→ WHAT THE EXERCISE ASKS: Wherever a picture appears, skip it and retype the rest of the data exactly.
:: MATERIAL FOR THE TASK ::
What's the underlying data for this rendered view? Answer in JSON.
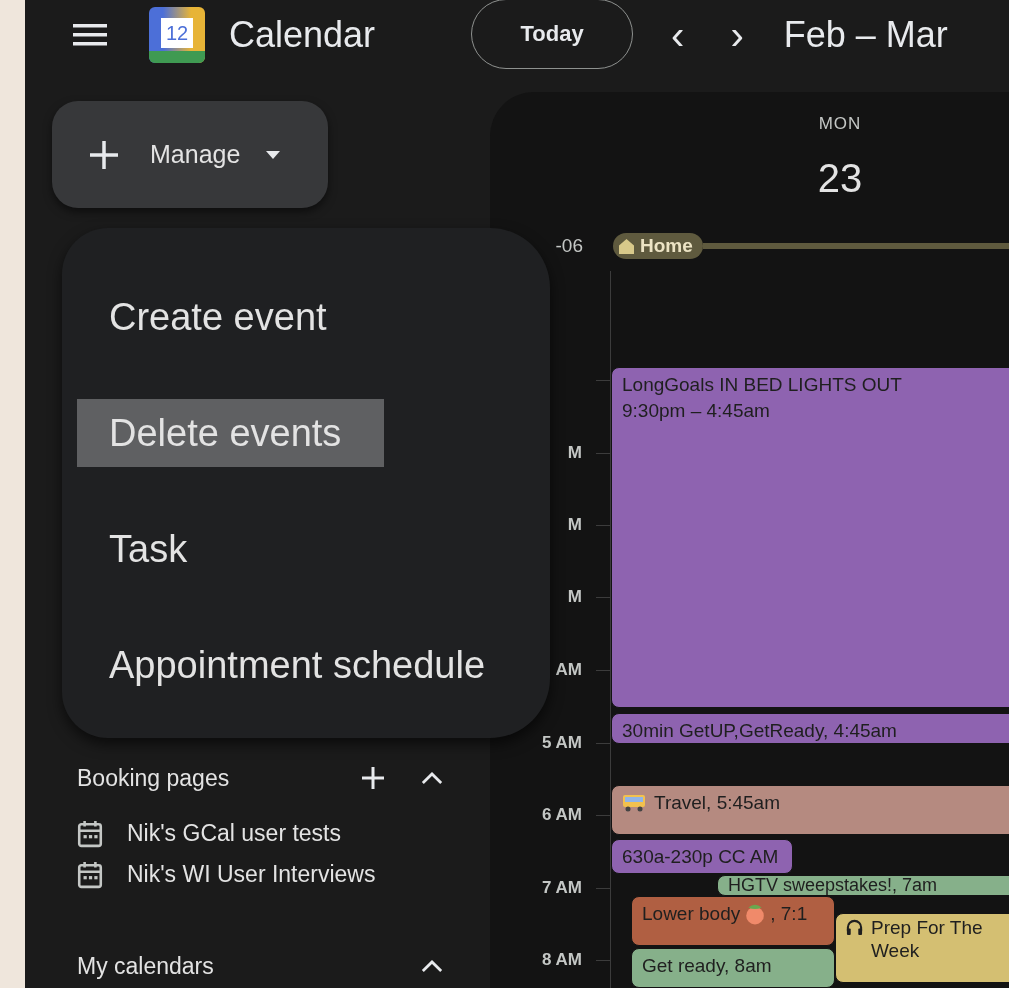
{
  "header": {
    "app_name": "Calendar",
    "logo_day": "12",
    "today_button": "Today",
    "prev": "‹",
    "next": "›",
    "range": "Feb – Mar"
  },
  "create_button": {
    "label": "Manage"
  },
  "menu": {
    "items": [
      {
        "label": "Create event",
        "selected": false
      },
      {
        "label": "Delete events",
        "selected": true
      },
      {
        "label": "Task",
        "selected": false
      },
      {
        "label": "Appointment schedule",
        "selected": false
      }
    ]
  },
  "booking_pages": {
    "title": "Booking pages",
    "expanded": true,
    "items": [
      "Nik's GCal user tests",
      "Nik's WI User Interviews"
    ]
  },
  "my_calendars": {
    "title": "My calendars",
    "expanded": true
  },
  "day": {
    "weekday": "MON",
    "date": "23"
  },
  "timezone": "-06",
  "all_day": {
    "label": "Home",
    "color": "#5f5a3e"
  },
  "hours": [
    "M",
    "M",
    "M",
    "AM",
    "5 AM",
    "6 AM",
    "7 AM",
    "8 AM"
  ],
  "events": [
    {
      "title": "LongGoals IN BED LIGHTS OUT",
      "time": "9:30pm – 4:45am",
      "color": "#8e63b0"
    },
    {
      "title": "30min GetUP,GetReady, 4:45am",
      "color": "#8e63b0"
    },
    {
      "title": "Travel, 5:45am",
      "color": "#b58a80"
    },
    {
      "title": "630a-230p CC AM",
      "color": "#8e63b0"
    },
    {
      "title": "HGTV sweepstakes!, 7am",
      "color": "#86b08a"
    },
    {
      "title": "Lower body",
      "after": ", 7:1",
      "color": "#b05f42"
    },
    {
      "title": "Get ready, 8am",
      "color": "#86b08a"
    },
    {
      "title": "Prep For The Week",
      "color": "#d4bf72"
    }
  ]
}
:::
→ FINISHED TASK:
What's the underlying data for this rendered view? Answer in JSON.
{
  "header": {
    "app_name": "Calendar",
    "logo_day": "12",
    "today_button": "Today",
    "prev": "‹",
    "next": "›",
    "range": "Feb – Mar"
  },
  "create_button": {
    "label": "Manage"
  },
  "menu": {
    "items": [
      {
        "label": "Create event",
        "selected": false
      },
      {
        "label": "Delete events",
        "selected": true
      },
      {
        "label": "Task",
        "selected": false
      },
      {
        "label": "Appointment schedule",
        "selected": false
      }
    ]
  },
  "booking_pages": {
    "title": "Booking pages",
    "expanded": true,
    "items": [
      "Nik's GCal user tests",
      "Nik's WI User Interviews"
    ]
  },
  "my_calendars": {
    "title": "My calendars",
    "expanded": true
  },
  "day": {
    "weekday": "MON",
    "date": "23"
  },
  "timezone": "-06",
  "all_day": {
    "label": "Home",
    "color": "#5f5a3e"
  },
  "hours": [
    "M",
    "M",
    "M",
    "AM",
    "5 AM",
    "6 AM",
    "7 AM",
    "8 AM"
  ],
  "events": [
    {
      "title": "LongGoals IN BED LIGHTS OUT",
      "time": "9:30pm – 4:45am",
      "color": "#8e63b0"
    },
    {
      "title": "30min GetUP,GetReady, 4:45am",
      "color": "#8e63b0"
    },
    {
      "title": "Travel, 5:45am",
      "color": "#b58a80"
    },
    {
      "title": "630a-230p CC AM",
      "color": "#8e63b0"
    },
    {
      "title": "HGTV sweepstakes!, 7am",
      "color": "#86b08a"
    },
    {
      "title": "Lower body",
      "after": ", 7:1",
      "color": "#b05f42"
    },
    {
      "title": "Get ready, 8am",
      "color": "#86b08a"
    },
    {
      "title": "Prep For The Week",
      "color": "#d4bf72"
    }
  ]
}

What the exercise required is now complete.